Seven years ago I had to report to a church committee that I was getting divorced. The first thing the committee said to me was, "We want you to know this is not a trial." And then they proceeded to behave as if it was a trial. At stake was whether I would be allowed to continue in my ordination process, even though there was nothing precluding a divorced person from ordination in the Presbyterian Church (USA). It was a long meeting, punctuated by having to wait outside the room, alone. At the end of the meeting they voted to permit me to continue in my process, although the room was clearly divided. My liaison said, "Good luck" and walked away from me for good.

I felt shamed, angry, terrified, and beat up by that committee, in a time when I was already vulnerable.
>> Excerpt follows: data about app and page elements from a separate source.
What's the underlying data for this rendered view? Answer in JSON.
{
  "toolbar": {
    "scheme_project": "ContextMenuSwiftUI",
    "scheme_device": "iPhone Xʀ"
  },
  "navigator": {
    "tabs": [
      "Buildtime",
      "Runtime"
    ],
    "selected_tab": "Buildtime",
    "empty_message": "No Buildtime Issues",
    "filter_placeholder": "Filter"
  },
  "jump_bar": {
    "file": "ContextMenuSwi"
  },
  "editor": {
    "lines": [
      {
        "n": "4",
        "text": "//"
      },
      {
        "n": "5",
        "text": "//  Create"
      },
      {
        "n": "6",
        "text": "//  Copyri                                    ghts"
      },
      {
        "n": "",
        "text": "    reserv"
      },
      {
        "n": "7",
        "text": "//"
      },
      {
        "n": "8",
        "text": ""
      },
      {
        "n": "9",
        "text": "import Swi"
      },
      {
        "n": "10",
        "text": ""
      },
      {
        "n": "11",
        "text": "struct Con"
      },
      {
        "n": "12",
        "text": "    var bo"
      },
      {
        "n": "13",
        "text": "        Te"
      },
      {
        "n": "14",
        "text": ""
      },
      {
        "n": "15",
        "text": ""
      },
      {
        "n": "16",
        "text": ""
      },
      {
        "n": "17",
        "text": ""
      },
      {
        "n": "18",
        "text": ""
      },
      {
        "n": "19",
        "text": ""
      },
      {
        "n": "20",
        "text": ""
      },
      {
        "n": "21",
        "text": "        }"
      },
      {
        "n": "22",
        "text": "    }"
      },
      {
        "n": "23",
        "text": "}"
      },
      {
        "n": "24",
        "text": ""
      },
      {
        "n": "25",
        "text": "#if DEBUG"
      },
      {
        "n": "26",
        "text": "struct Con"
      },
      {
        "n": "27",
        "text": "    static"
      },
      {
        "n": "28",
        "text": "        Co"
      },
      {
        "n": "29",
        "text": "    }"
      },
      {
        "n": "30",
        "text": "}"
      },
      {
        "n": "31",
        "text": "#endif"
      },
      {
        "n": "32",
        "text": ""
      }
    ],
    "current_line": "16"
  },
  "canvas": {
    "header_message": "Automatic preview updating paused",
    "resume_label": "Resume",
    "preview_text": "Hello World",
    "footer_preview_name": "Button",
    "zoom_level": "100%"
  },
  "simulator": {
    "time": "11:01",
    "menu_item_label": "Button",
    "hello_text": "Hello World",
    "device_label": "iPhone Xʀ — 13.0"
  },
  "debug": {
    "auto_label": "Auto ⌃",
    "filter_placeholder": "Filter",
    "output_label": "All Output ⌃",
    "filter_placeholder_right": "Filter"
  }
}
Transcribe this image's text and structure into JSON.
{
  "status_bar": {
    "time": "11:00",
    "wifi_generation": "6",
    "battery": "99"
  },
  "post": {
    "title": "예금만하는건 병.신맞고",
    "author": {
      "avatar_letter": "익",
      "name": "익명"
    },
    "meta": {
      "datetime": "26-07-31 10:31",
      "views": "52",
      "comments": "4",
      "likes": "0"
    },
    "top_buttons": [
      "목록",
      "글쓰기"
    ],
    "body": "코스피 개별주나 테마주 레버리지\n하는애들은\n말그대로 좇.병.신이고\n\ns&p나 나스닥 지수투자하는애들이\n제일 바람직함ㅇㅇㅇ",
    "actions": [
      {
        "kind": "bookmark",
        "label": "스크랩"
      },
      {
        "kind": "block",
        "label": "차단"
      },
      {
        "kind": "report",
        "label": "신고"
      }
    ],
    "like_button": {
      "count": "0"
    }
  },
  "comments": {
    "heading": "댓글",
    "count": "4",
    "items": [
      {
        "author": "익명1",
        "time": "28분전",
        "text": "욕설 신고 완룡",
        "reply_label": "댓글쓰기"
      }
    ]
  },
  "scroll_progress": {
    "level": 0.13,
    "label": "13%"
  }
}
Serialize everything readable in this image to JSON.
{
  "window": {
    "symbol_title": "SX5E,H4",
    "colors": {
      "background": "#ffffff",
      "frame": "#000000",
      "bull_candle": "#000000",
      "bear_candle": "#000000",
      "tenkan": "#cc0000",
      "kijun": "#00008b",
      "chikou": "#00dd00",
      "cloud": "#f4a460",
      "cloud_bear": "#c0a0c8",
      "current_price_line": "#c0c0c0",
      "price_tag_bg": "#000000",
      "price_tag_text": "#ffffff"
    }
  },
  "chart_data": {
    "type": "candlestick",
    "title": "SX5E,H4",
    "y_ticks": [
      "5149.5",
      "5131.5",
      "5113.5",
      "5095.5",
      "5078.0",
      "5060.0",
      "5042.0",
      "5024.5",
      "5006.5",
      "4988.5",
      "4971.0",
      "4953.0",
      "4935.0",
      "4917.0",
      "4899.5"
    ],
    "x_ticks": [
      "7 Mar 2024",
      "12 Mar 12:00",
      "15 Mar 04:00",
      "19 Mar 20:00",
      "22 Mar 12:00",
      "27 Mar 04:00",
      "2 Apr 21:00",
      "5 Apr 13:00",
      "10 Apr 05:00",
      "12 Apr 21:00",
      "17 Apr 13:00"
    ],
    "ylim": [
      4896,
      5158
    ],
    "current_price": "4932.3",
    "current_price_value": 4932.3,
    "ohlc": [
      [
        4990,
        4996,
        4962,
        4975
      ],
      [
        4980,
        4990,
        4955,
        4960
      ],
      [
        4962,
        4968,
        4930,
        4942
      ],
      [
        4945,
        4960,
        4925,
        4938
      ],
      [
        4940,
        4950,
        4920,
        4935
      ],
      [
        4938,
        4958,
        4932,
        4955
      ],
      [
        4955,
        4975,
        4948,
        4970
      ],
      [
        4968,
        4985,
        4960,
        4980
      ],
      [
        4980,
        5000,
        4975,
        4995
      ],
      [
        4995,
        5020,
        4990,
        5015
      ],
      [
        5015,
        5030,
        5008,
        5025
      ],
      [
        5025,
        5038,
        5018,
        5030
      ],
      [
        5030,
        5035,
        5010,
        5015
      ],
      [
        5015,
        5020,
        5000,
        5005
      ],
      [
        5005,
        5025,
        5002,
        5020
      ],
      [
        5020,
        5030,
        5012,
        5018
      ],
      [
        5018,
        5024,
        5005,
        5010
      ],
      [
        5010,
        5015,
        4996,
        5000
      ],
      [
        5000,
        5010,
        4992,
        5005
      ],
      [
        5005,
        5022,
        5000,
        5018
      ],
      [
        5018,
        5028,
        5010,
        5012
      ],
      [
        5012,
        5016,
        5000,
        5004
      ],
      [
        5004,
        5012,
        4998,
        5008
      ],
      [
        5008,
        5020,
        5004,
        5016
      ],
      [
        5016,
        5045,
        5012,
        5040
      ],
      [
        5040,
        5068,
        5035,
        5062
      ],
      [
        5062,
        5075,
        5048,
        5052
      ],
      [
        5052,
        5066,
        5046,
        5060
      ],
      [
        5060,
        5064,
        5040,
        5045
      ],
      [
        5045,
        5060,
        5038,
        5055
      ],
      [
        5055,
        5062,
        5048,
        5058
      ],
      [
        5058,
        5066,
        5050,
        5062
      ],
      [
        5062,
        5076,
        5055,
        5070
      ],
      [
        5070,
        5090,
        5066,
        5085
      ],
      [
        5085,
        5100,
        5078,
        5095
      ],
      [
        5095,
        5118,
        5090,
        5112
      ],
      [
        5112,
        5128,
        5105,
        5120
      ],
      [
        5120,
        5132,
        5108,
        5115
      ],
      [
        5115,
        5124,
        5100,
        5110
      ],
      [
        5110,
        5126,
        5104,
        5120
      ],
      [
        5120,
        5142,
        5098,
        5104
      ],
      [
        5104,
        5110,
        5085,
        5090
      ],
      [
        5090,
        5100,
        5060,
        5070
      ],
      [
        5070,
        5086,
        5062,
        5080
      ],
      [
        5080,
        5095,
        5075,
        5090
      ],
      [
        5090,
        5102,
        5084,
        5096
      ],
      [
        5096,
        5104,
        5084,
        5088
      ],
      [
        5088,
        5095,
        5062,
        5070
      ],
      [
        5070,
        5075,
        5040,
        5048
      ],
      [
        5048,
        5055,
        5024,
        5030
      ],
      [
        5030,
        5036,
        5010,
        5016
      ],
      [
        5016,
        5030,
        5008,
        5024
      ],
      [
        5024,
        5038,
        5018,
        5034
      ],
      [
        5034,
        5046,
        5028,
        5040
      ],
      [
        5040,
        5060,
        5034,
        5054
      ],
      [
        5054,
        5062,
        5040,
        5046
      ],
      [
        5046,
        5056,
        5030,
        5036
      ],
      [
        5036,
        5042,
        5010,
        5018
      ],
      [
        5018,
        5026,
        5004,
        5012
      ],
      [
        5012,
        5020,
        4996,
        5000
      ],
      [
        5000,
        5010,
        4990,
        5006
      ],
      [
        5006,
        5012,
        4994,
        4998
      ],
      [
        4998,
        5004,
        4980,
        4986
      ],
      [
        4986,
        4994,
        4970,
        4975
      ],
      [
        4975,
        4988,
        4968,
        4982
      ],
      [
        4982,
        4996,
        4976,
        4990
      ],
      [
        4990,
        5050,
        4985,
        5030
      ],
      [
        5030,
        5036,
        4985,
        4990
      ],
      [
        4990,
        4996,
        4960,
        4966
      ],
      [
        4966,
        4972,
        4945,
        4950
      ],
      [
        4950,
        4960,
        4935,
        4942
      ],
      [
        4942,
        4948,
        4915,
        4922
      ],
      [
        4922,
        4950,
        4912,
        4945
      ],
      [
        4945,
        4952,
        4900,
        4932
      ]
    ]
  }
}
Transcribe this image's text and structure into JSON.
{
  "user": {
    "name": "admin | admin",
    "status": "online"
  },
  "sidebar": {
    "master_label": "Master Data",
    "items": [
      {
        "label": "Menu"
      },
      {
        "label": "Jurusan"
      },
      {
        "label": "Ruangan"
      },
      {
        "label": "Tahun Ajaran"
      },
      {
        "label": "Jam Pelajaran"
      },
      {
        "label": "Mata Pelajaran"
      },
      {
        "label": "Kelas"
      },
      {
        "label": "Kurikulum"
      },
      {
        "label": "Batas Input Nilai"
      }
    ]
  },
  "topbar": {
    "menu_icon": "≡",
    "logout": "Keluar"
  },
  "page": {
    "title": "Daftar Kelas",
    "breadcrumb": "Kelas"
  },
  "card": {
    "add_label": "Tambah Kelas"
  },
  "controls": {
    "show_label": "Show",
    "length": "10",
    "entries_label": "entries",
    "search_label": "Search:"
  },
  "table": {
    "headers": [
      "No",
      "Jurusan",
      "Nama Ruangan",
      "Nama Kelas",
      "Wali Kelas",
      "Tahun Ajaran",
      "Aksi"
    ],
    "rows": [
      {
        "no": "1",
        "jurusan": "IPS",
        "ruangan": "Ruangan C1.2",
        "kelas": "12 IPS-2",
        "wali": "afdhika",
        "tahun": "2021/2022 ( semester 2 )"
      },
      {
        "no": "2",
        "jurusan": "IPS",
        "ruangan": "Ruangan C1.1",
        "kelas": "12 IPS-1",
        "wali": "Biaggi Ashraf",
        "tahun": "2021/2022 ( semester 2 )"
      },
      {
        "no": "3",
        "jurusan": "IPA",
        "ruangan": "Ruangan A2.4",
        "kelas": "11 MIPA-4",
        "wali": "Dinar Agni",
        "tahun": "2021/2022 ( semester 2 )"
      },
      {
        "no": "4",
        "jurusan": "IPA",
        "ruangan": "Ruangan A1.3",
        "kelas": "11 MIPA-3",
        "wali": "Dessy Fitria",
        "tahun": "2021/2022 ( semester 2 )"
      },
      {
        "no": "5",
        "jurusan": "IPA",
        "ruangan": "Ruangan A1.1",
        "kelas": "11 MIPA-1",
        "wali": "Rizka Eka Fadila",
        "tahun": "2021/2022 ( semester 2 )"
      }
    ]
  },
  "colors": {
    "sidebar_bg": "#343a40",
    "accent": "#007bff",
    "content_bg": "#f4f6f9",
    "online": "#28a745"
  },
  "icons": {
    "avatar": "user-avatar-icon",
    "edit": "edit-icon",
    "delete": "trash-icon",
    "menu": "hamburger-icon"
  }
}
They smiled at me and said they wanted to lay on hands and pray.

I sat paralyzed in that chair while the committee of 10 or so (mostly men) gathered around me, put their hands on my body, and prayed for me. The consequences of expressing my rage or refusing that prayer were too great for my family and myself. I wept openly as they prayed, swallowing my rage, allowing their touch.

The committee interpreted my tears as relief. They thought I was joyful at the outcome of the meeting (never mind the process of the meeting). They thought I was moved to tears by the Holy Spirit moving through their prayers.

If someone had taken a picture of me during that prayer, what would you have seen? How would you have framed that photo?

If you had asked me in that moment, could I have spoken of the turmoil in my mind? Could I have tolerated the repercussions?

When the young black boy in this photo was approached by the officer and asked for a hug, what were his options? Could he have said no? Did he have that power?

Did this child know, when he set up his free hug project, that his name and abuse history would be published on the internet? Was that his choice or his parents'? Was that their choice or the media's? Was that the media's choice or was it ours, in our ever insatiable appetite for what isn't ours to know?

What do his tears mean? What are you projecting into those tears (as certainly I have projected myself, eh?)?

It's just a picture, Katie. Can't you allow us a moment of hope and joy?
Go watch that video. Tamir Rice didn't even get a second.

Thursday, November 20, 2014

striae gravidarum II

Grief settles like stretch marks
flaming and red and angry
in the beginning
and over time
lies flat
silver striping
against flesh stretch beyond imagination
not quite torn

Grief becomes a part of the landscape
a series of stripes
and creases
an invitation
for a lover
to trace
with reverence
and desire

if you're lucky